The increasing recognition of addiction as a brain disease promises to significantly improve clinical treatment, reduce the stigma and discrimination aimed at people with an addiction, increase treatment funding and access, and discourage the use of punitive responses. This chapter argues that the brain disease model of addiction is not supported by the evidence sought in laboratories worldwide, and has failed to provide the clinical, social, and public policy benefits espoused by its proponents. Treating addiction solely as a brain disease may in fact reduce treatment-seeking, increase stigma, and focus attention on the medical treatment of addiction at the expense of more broadly effective public health policies that reduce the harms of drug use. The neuroscience research of addiction needs to be framed in a way that both accurately reflects the impact of drug use on the brain and communicated in a way that realizes the clinical and social benefits while eschewing avoidable harms.
|Title of host publication||Neuroethics|
|Subtitle of host publication||Anticipating the Future|
|Publisher||Oxford University Press|

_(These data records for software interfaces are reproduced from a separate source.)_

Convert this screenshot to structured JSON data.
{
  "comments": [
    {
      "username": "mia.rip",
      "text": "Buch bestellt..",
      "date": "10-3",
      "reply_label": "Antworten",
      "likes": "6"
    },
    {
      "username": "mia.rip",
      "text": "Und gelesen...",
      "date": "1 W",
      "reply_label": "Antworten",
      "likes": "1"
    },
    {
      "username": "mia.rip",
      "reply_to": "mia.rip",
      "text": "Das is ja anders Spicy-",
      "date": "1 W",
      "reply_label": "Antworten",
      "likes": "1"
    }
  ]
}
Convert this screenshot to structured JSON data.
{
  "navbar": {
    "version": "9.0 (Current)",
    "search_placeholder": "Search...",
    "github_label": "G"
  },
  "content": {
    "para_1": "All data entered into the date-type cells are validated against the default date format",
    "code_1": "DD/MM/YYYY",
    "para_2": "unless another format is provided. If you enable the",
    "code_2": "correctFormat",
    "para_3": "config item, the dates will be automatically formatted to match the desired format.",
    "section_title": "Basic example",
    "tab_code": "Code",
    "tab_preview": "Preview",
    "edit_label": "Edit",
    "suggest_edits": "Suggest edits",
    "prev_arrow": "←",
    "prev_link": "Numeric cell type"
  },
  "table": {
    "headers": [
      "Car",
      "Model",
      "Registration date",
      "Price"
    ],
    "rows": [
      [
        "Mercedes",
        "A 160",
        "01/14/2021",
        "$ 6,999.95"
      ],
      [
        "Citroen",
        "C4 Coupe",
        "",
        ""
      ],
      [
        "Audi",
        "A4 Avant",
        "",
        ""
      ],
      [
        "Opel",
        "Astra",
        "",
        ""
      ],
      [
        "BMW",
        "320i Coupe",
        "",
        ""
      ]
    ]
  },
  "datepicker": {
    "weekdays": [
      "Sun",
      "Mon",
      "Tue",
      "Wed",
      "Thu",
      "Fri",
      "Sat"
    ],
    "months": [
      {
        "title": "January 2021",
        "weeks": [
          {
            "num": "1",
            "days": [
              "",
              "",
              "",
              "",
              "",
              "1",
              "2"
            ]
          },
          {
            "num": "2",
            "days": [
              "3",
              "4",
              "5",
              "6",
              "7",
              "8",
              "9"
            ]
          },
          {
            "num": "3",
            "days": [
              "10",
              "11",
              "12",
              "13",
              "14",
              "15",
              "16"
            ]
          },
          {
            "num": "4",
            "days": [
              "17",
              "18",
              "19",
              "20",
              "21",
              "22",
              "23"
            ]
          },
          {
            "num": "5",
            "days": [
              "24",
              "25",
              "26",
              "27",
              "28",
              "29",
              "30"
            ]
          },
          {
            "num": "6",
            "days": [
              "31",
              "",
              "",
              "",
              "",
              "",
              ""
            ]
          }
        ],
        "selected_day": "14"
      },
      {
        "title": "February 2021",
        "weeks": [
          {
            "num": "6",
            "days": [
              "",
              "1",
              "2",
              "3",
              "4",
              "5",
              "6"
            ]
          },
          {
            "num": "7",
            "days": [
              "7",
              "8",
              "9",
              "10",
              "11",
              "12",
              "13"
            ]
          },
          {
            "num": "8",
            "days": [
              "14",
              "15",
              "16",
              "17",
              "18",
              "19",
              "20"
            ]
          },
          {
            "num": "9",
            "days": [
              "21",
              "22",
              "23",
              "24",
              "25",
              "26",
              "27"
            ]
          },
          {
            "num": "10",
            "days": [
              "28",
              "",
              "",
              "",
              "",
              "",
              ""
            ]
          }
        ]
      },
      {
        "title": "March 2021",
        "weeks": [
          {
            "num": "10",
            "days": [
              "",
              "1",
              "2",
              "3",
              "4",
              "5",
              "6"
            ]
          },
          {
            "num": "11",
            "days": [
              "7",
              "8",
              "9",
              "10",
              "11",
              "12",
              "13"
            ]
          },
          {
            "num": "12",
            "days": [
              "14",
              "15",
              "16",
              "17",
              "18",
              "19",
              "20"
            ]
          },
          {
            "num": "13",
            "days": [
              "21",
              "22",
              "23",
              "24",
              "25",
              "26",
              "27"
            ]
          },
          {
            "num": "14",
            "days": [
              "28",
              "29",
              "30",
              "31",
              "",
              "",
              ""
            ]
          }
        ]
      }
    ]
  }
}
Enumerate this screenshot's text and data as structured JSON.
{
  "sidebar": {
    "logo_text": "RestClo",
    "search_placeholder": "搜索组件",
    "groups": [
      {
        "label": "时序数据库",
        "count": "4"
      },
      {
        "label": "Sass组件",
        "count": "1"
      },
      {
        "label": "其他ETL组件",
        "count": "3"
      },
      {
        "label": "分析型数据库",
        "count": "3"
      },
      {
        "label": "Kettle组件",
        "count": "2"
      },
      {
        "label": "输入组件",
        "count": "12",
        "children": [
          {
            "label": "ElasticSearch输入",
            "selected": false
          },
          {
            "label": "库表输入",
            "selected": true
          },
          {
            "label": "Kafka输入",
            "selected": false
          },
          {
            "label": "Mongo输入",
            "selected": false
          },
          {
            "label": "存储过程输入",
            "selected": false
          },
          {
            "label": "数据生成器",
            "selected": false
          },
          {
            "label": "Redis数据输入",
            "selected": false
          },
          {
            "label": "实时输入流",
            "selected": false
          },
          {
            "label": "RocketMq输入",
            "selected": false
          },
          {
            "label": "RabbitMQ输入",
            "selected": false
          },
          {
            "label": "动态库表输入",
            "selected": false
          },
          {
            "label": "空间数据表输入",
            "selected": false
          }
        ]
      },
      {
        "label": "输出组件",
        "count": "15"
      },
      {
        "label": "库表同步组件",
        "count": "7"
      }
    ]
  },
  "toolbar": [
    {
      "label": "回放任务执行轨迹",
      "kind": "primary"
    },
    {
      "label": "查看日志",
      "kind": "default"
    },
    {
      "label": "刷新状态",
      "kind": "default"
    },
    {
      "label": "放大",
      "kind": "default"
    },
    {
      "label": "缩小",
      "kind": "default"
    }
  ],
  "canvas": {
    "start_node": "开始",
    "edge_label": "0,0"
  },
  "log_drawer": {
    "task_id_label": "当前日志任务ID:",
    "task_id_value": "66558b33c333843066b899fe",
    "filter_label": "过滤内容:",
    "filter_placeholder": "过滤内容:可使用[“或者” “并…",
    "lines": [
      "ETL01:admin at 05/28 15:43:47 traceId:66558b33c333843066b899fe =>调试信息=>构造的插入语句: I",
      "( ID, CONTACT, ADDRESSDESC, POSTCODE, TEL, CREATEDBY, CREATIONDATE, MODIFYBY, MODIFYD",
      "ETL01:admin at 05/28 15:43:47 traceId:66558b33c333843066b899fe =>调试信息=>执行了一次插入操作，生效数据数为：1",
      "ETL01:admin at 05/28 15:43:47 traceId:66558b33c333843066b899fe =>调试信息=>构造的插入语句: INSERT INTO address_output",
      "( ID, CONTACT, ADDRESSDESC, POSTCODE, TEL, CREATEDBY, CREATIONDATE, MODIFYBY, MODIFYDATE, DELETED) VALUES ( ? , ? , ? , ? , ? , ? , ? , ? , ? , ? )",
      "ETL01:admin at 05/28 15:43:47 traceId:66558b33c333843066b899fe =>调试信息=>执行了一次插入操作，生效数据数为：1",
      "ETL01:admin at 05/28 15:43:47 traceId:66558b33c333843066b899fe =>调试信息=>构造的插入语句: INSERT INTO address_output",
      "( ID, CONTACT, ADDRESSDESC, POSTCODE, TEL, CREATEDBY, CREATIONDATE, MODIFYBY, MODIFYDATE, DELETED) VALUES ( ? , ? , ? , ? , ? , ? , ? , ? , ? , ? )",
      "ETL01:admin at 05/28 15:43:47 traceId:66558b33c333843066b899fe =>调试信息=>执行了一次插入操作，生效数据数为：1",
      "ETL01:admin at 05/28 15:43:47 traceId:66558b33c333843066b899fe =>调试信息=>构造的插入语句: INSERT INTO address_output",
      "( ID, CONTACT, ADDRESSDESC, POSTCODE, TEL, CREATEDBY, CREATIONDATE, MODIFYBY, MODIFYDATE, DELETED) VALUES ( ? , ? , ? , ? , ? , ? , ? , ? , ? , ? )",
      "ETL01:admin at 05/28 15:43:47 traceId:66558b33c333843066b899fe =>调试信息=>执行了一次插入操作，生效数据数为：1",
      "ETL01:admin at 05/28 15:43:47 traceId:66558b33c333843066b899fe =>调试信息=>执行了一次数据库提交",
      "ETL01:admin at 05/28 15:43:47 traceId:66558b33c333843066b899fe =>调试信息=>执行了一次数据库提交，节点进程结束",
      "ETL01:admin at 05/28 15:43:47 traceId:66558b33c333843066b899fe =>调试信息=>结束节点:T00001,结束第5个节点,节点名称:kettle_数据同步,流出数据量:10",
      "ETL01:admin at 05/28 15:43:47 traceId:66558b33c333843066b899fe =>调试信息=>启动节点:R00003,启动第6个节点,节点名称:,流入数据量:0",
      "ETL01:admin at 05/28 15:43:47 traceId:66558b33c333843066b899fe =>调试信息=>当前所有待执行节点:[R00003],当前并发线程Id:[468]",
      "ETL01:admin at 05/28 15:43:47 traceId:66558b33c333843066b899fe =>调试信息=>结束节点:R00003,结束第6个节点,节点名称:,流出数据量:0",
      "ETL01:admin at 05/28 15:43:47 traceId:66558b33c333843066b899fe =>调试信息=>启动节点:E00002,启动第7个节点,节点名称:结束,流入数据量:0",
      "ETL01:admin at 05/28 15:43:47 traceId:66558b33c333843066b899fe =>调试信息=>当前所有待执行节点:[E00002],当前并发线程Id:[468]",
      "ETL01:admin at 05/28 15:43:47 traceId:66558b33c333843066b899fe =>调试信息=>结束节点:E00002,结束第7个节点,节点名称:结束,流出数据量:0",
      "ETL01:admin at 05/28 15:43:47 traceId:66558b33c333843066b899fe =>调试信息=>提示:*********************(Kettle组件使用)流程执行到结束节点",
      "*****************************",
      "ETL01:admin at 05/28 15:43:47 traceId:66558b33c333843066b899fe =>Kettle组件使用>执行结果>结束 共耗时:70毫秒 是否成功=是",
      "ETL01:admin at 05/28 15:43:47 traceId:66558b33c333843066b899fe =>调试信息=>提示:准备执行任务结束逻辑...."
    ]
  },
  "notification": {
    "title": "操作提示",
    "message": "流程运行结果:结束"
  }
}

|Number of pages||18|
|Publication status||Published - 1 Jan 2017|
- Brain disease
- Public health